Desai creates a fascinating, ritualistic opening to each trial day, aided by the rigid courtroom design of Dan Llewellyn. The court proceedings provide the anguished playing field for two fiercely competitive legal warriors, the tightly wound Parker and the brilliantly logical but emotionally conflicted German Rolfe.
Despite the inclusion of side-trip subplots, mainly featuring the inquisitive Haywood and a sophisticated but emotionally scarred German war widow (Dyan Kane), the forceful veracity of the Parker/Rolfe confrontations creates a tangible dramatic throughline that searingly underscores Mann’s central theme.
Rolfe’s main agenda is his worshipful defense of Ernst Janning (Neil Larson), an internationally renowned jurist and hero of the Weimar Republic who nonetheless served the Nazis well into the war. Larson’s Janning exudes a contemptuous superiority over his fellow defendants (played by Matt Foyer, Alexander Leeb and Gil Amelio) yet is hauntingly effective when he finally breaks down and admits his anguished guilt over the acts he committed for the Nazis.
Parker is bent on proving the horrific concentration camp films he shows at every trial he prosecutes are the responsibility of all Germans who did nothing to prevent the atrocities. As living proof of the Nazi legacy, he offers up a distraught Rudolf Peterson (David Fruechting), who was sterilized for being feeble-minded, and sad-faced Maria Wallner (Silvia Moore), who as a child was imprisoned for befriending an elderly Jew.

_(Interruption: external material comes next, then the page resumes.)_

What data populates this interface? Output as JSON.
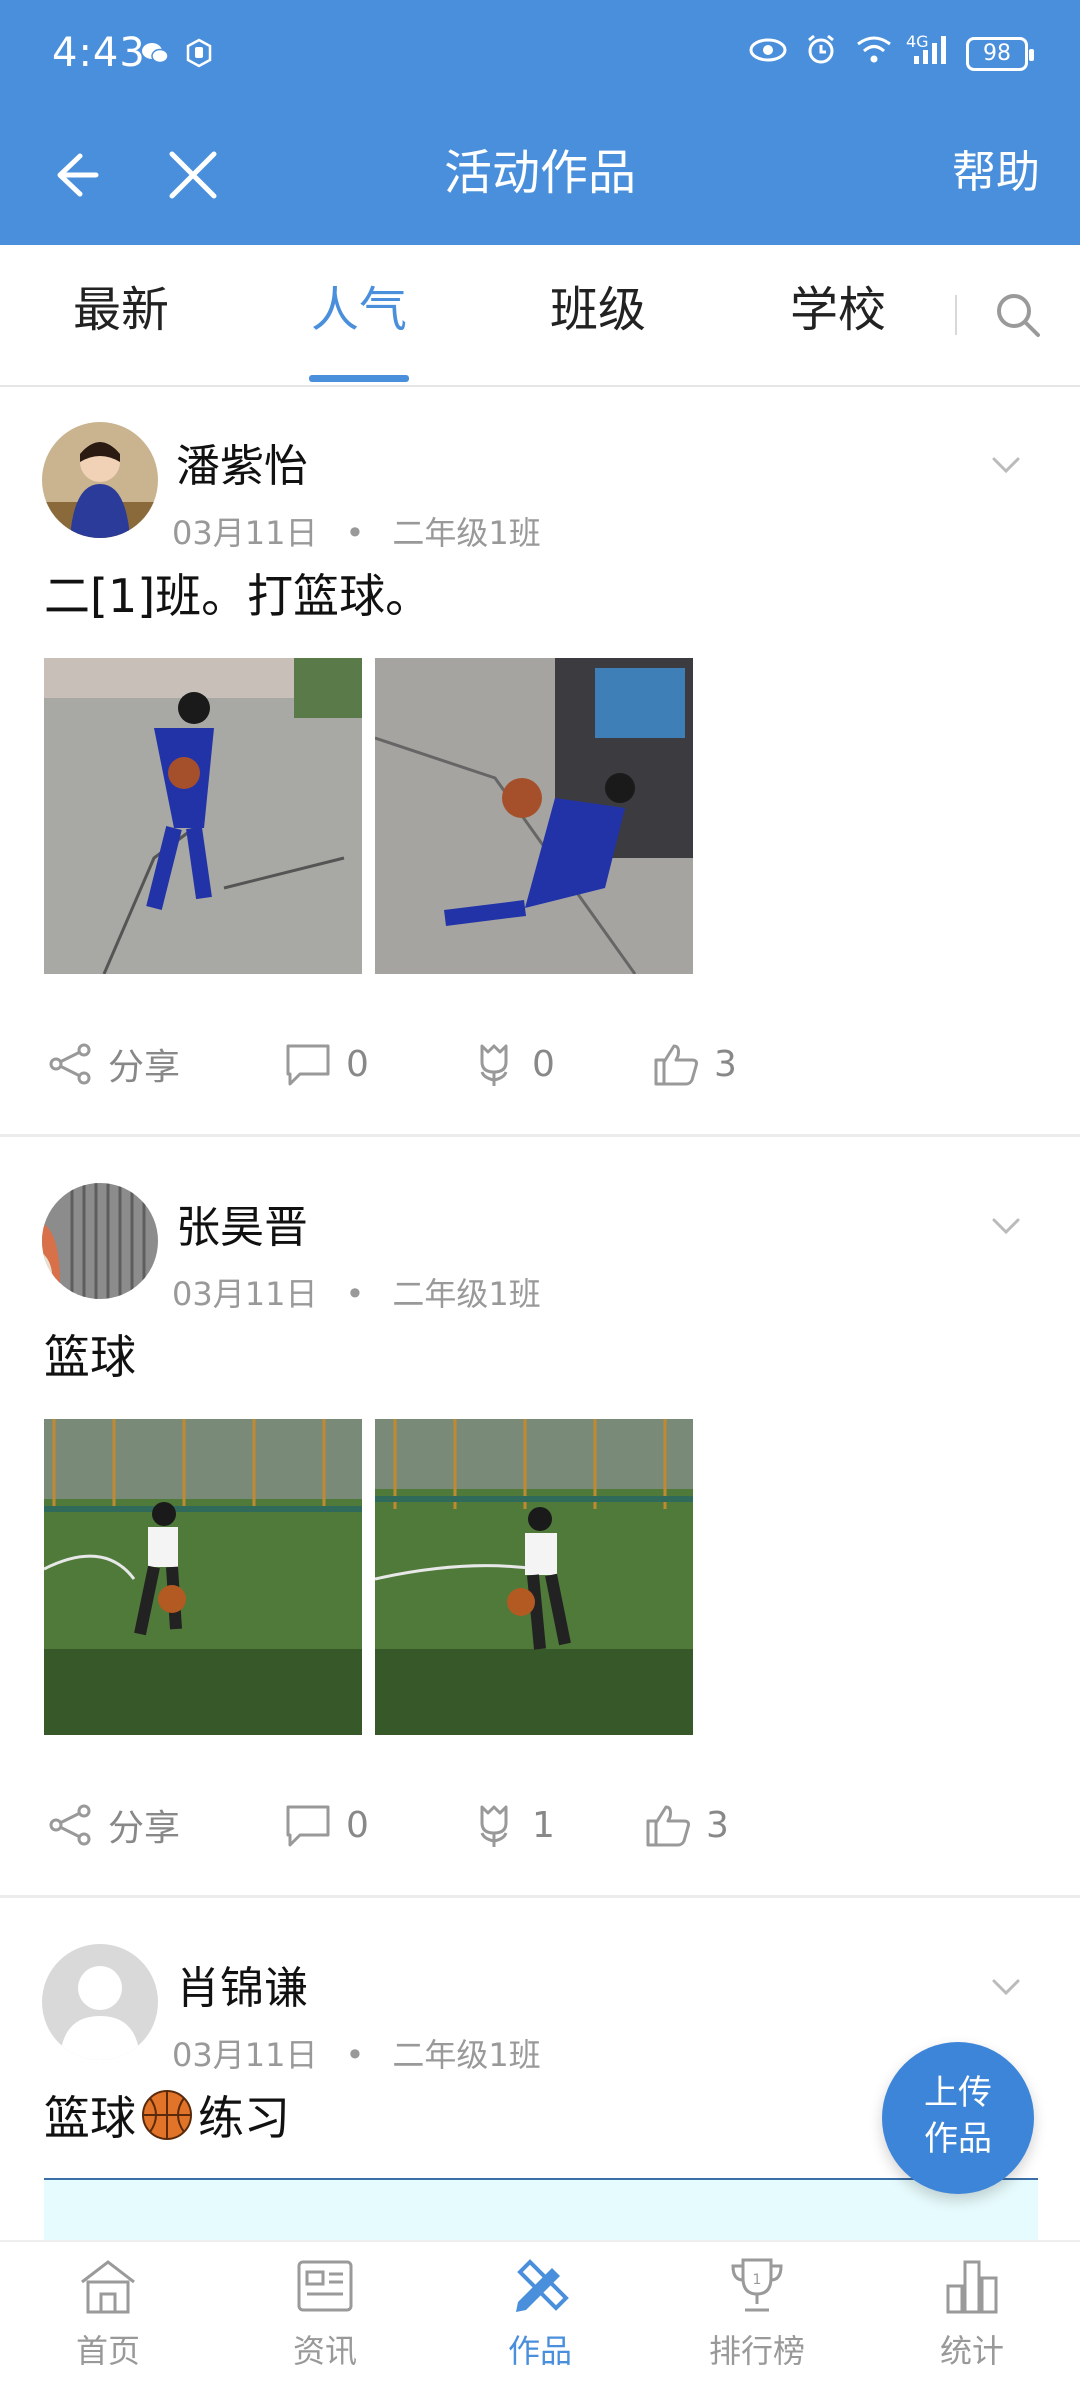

Balancing the angst-filled histrionics of the court proceedings is Lynch’s portrayal of small-town magistrate Haywood. He believably projects the judge’s deep concern that his preconceived attitudes about Germany and the German people are not matched by his current experiences in Nuremberg. Particularly rewarding are his scenes with Kane’s exquisitely defined widow, who is trying to overcome her own prejudices about Americans.